“One of the highest graduation rates in Mississippi”
“84% college bound – 20% over the national average”
“Over $26 million in scholarship offers”
These impressive high school accomplishments are a testament to the strong foundation laid by Hancock County elementary and middle schools, as well as preschool, child-care and families. County wide programs, like the recent Excel by 5 community designation, make it apparent that educational excellence has been wholeheartedly embraced as a core community value.
Here are just a few of our student accomplishments:
“25 students selected to participate in prestigious Duke University
“Talent Identification Program (TIP)”
“Students attain perfect MCT 2 scores”
“Students Take Prizes in Regional Science & Robotics Fairs”
More Choices for Parents – High Performing Public AND Private Schools
Hancock County is fortunate to be able to offer high-performing public, private, and parochial schools.
The public schools are represented by two school districts: the Bay-Waveland and Hancock County schools. The Bay-Waveland District is made up of two elementary schools, middle school, and a high school. The Hancock County District is made up of three elementary schools, a middle school, and one high school.
Private and parochial schools include Holy Trinity Catholic School, serving pre-K to sixth grade, Our Lady Academy, a grade 7 to 12 day school for young women, St. Stanislaus, a day and boarding school for young men, and Coast Episcopal School, serving pre-k to sixth grade.

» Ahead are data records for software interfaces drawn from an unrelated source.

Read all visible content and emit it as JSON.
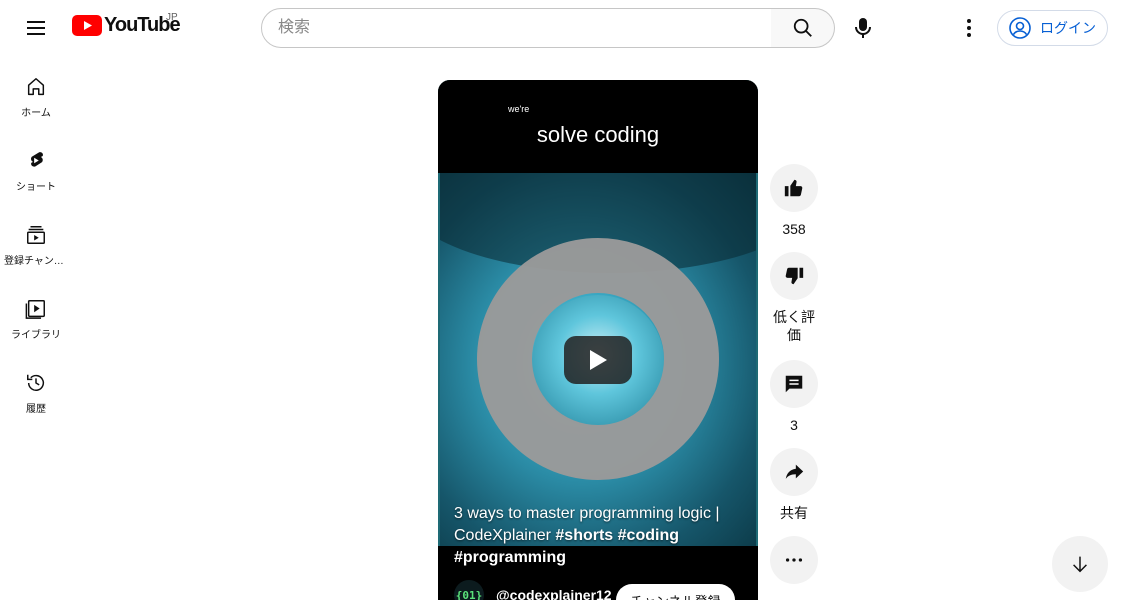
{
  "header": {
    "logo_text": "YouTube",
    "region": "JP",
    "search_placeholder": "検索",
    "login_label": "ログイン"
  },
  "sidebar": {
    "items": [
      {
        "label": "ホーム",
        "icon": "home-icon"
      },
      {
        "label": "ショート",
        "icon": "shorts-icon"
      },
      {
        "label": "登録チャンネル",
        "icon": "subscriptions-icon"
      },
      {
        "label": "ライブラリ",
        "icon": "library-icon"
      },
      {
        "label": "履歴",
        "icon": "history-icon"
      }
    ]
  },
  "video": {
    "caption_small": "we're",
    "caption_big": "solve coding",
    "title_plain": "3 ways to master programming logic | CodeXplainer ",
    "tag1": "#shorts",
    "tag2": "#coding",
    "tag3": "#programming",
    "channel_avatar_text": "{01}",
    "channel_name": "@codexplainer12",
    "subscribe_label": "チャンネル登録"
  },
  "actions": {
    "like_count": "358",
    "dislike_label": "低く評価",
    "comment_count": "3",
    "share_label": "共有"
  },
  "colors": {
    "brand_red": "#ff0000",
    "link_blue": "#065fd4"
  }
}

Learn from NASA & High Tech Employers
Few schools in the country can offer students the opportunity to work with NASA to create actual hardware for space vehicles or build underwater robots with Naval engineers. Yet Hancock County, as home to the unique federal and commercial “city” of Stennis Space Center and the new INFINITY Science Center, has many educational advantages.
In a program called HUNCH (High School Students United with NASA to Create Hardware), area high school students design, fabricate and make prototypes of hardware needed for space. Collaborating with NASA engineers and mentors, they also video-conference with other HUNCH peers around the country and leaders in this field.

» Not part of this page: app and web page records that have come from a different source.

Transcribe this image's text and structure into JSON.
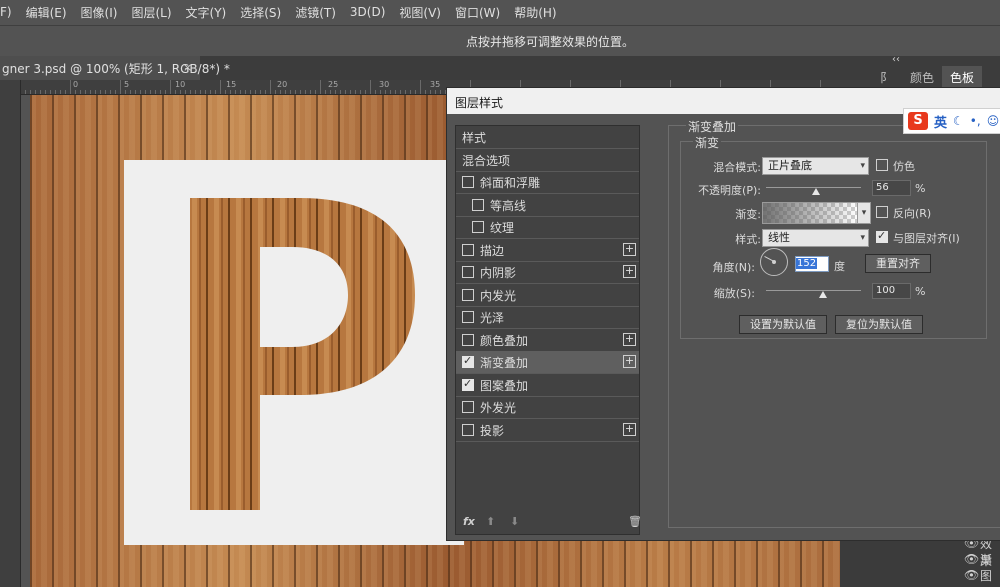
{
  "menu": [
    "F)",
    "编辑(E)",
    "图像(I)",
    "图层(L)",
    "文字(Y)",
    "选择(S)",
    "滤镜(T)",
    "3D(D)",
    "视图(V)",
    "窗口(W)",
    "帮助(H)"
  ],
  "options_hint": "点按并拖移可调整效果的位置。",
  "document_tab": {
    "label": "gner 3.psd @ 100% (矩形 1, RGB/8*) *",
    "close": "×"
  },
  "ruler_labels": [
    "0",
    "5",
    "10",
    "15",
    "20",
    "25",
    "30",
    "35"
  ],
  "right_panel": {
    "collapse": "‹‹",
    "tabs": [
      "颜色",
      "色板"
    ],
    "left_partial_tab": "阝",
    "bottom_items": [
      "效果",
      "渐",
      "图"
    ]
  },
  "ime": {
    "s": "S",
    "lang": "英",
    "icons": [
      "☾",
      "•,",
      "☺"
    ]
  },
  "dialog": {
    "title": "图层样式",
    "styles": [
      {
        "label": "样式",
        "checkbox": false,
        "plus": false,
        "indent": 0
      },
      {
        "label": "混合选项",
        "checkbox": false,
        "plus": false,
        "indent": 0
      },
      {
        "label": "斜面和浮雕",
        "checkbox": true,
        "checked": false,
        "plus": false,
        "indent": 0
      },
      {
        "label": "等高线",
        "checkbox": true,
        "checked": false,
        "plus": false,
        "indent": 1
      },
      {
        "label": "纹理",
        "checkbox": true,
        "checked": false,
        "plus": false,
        "indent": 1
      },
      {
        "label": "描边",
        "checkbox": true,
        "checked": false,
        "plus": true,
        "indent": 0
      },
      {
        "label": "内阴影",
        "checkbox": true,
        "checked": false,
        "plus": true,
        "indent": 0
      },
      {
        "label": "内发光",
        "checkbox": true,
        "checked": false,
        "plus": false,
        "indent": 0
      },
      {
        "label": "光泽",
        "checkbox": true,
        "checked": false,
        "plus": false,
        "indent": 0
      },
      {
        "label": "颜色叠加",
        "checkbox": true,
        "checked": false,
        "plus": true,
        "indent": 0
      },
      {
        "label": "渐变叠加",
        "checkbox": true,
        "checked": true,
        "plus": true,
        "indent": 0,
        "active": true
      },
      {
        "label": "图案叠加",
        "checkbox": true,
        "checked": true,
        "plus": false,
        "indent": 0
      },
      {
        "label": "外发光",
        "checkbox": true,
        "checked": false,
        "plus": false,
        "indent": 0
      },
      {
        "label": "投影",
        "checkbox": true,
        "checked": false,
        "plus": true,
        "indent": 0
      }
    ],
    "list_footer": {
      "fx": "fx",
      "up": "⬆",
      "down": "⬇",
      "trash": "🗑"
    },
    "panel": {
      "title": "渐变叠加",
      "subtitle": "渐变",
      "blend_mode_label": "混合模式:",
      "blend_mode_value": "正片叠底",
      "dither_label": "仿色",
      "dither_checked": false,
      "opacity_label": "不透明度(P):",
      "opacity_value": "56",
      "opacity_unit": "%",
      "gradient_label": "渐变:",
      "reverse_label": "反向(R)",
      "reverse_checked": false,
      "style_label": "样式:",
      "style_value": "线性",
      "align_label": "与图层对齐(I)",
      "align_checked": true,
      "angle_label": "角度(N):",
      "angle_value": "152",
      "angle_unit": "度",
      "reset_align_button": "重置对齐",
      "scale_label": "缩放(S):",
      "scale_value": "100",
      "scale_unit": "%",
      "make_default_button": "设置为默认值",
      "reset_default_button": "复位为默认值"
    }
  }
}
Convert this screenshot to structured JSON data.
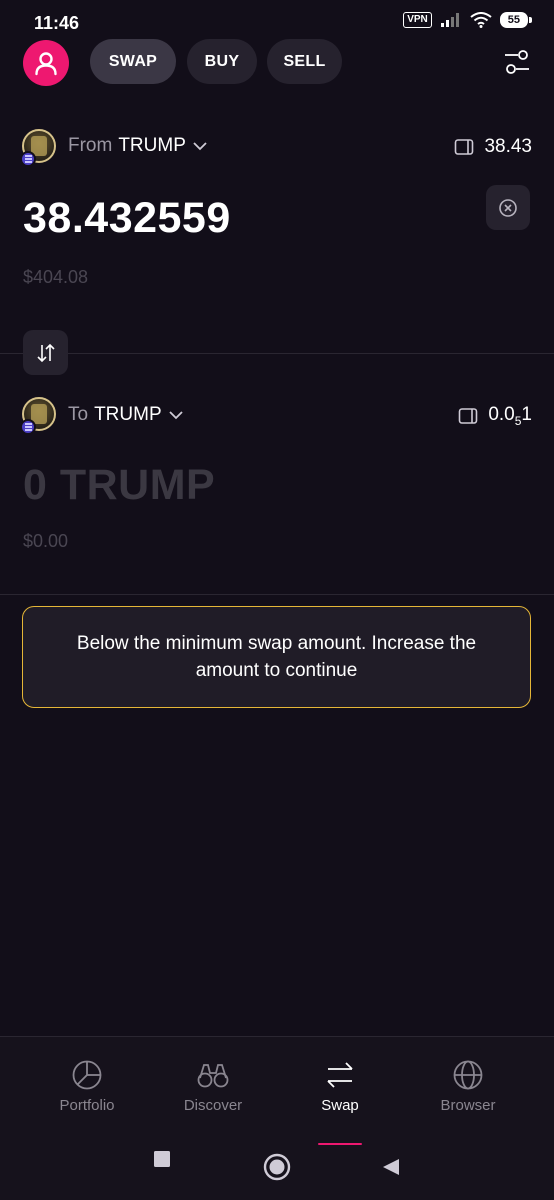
{
  "status_bar": {
    "time": "11:46",
    "vpn": "VPN",
    "battery": "55",
    "icons": [
      "signal-icon",
      "wifi-icon",
      "battery-icon"
    ]
  },
  "header": {
    "tabs": [
      {
        "label": "SWAP",
        "active": true
      },
      {
        "label": "BUY",
        "active": false
      },
      {
        "label": "SELL",
        "active": false
      }
    ],
    "icons": [
      "user-icon",
      "settings-sliders-icon"
    ]
  },
  "from": {
    "prefix": "From",
    "token": "TRUMP",
    "balance": "38.43",
    "amount": "38.432559",
    "fiat": "$404.08"
  },
  "to": {
    "prefix": "To",
    "token": "TRUMP",
    "balance_main": "0.0",
    "balance_sub": "5",
    "balance_tail": "1",
    "amount": "0 TRUMP",
    "fiat": "$0.00"
  },
  "warning": {
    "text": "Below the minimum swap amount. Increase the amount to continue",
    "color": "#e5b637"
  },
  "bottom_nav": {
    "items": [
      {
        "label": "Portfolio",
        "icon": "pie-chart-icon",
        "active": false
      },
      {
        "label": "Discover",
        "icon": "binoculars-icon",
        "active": false
      },
      {
        "label": "Swap",
        "icon": "swap-arrows-icon",
        "active": true
      },
      {
        "label": "Browser",
        "icon": "globe-icon",
        "active": false
      }
    ]
  },
  "colors": {
    "background": "#120e19",
    "accent": "#ee1870",
    "surface": "#26222e"
  }
}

Cathy and Duane Wilson, chemical engineers from Diamondhead, raised their children in the Hancock County school system. Their three girls excelled academically, served in class leadership positions, played sports and were in the gifted program. All three were named to the Hancock High School Hall of Fame and have gone on to college pursuing advanced degrees in fields like engineering and higher education.

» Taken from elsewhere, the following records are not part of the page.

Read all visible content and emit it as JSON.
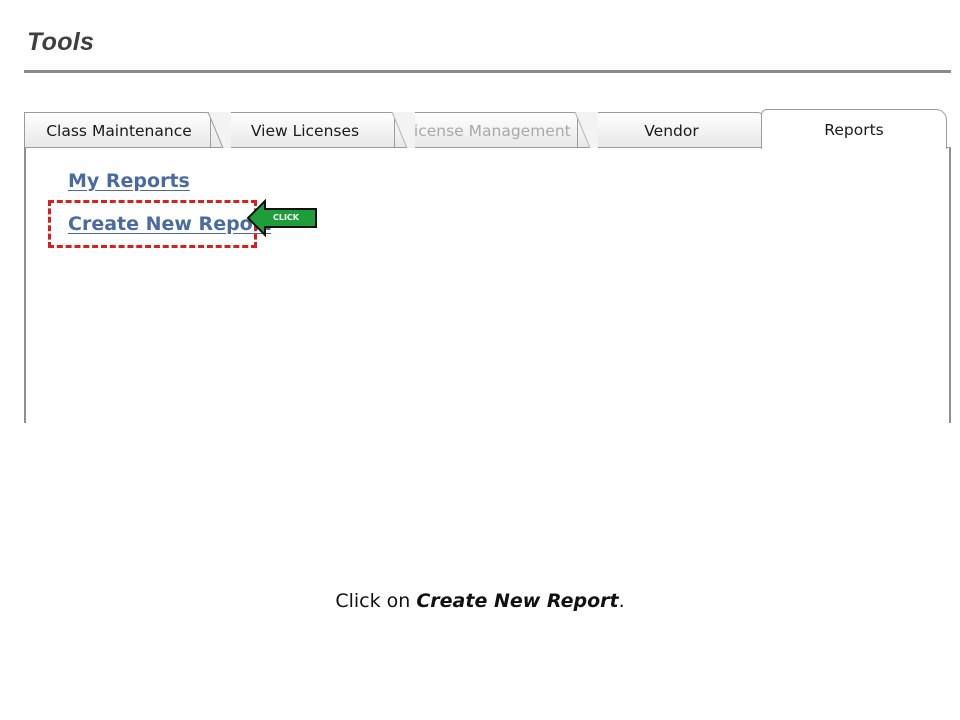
{
  "page": {
    "title": "Tools"
  },
  "tabs": [
    {
      "label": "Class Maintenance",
      "state": "normal"
    },
    {
      "label": "View Licenses",
      "state": "normal"
    },
    {
      "label": "License Management",
      "state": "disabled"
    },
    {
      "label": "Vendor",
      "state": "normal"
    },
    {
      "label": "Reports",
      "state": "active"
    }
  ],
  "panel": {
    "links": {
      "my_reports": "My Reports",
      "create_new_report": "Create New Report"
    }
  },
  "annotation": {
    "click_label": "CLICK",
    "arrow_color": "#1e9e3a",
    "highlight_color": "#d81e1e"
  },
  "caption": {
    "prefix": "Click on ",
    "emphasis": "Create New Report",
    "suffix": "."
  },
  "colors": {
    "link": "#4a6aa1",
    "disabled_tab_text": "#a9a9a9"
  }
}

“They say it takes a village to raise a child,” says Cathy. “We had a whole county working to make our children’s education the best that it could possibly be.”
Area high schools have also formed partnerships with NAVO, the Naval Research Lab and Rolls-Royce at Stennis. The Office of Naval Research’s SEAPERCH gives students the chance to build and operate underwater robots. Area employers like Dupont DeLisle, Sabic Plastics and other employers also offer programs in the Hancock schools from robotics to polymer science and composites.
INFINITY Designed to Inspire Children
INFINITY Science Center is the latest addition to the stellar list of educational opportunities available in Hancock County. The sleek, state-of-the-art learning center is packed with exhibits geared to excite and inspire students. With action-packed year-round and summer programs offering fun, hands-on experiments, INFINITY launches budding careers each day. A recent partnership with the University of Southern Mississippi will push STEM (Science, Technology, Engineering & Math) education beyond the stars in the coming years.
Superior Extracurricular Activities
Hancock County schools have produced multiple state championships and qualifiers in the areas of football, soccer, volleyball, baseball, cross country, swimming, track, golf, tennis, bowling, archery and sailing. All varsity athletic teams (in every sport!) at each of the high schools qualify as Scholar-Athlete Teams, with each player receiving a 3.0 or higher grade point average. Beyond athletics, students compete nationally in speech, debate, and dance, and all high school bands have earned superior ratings.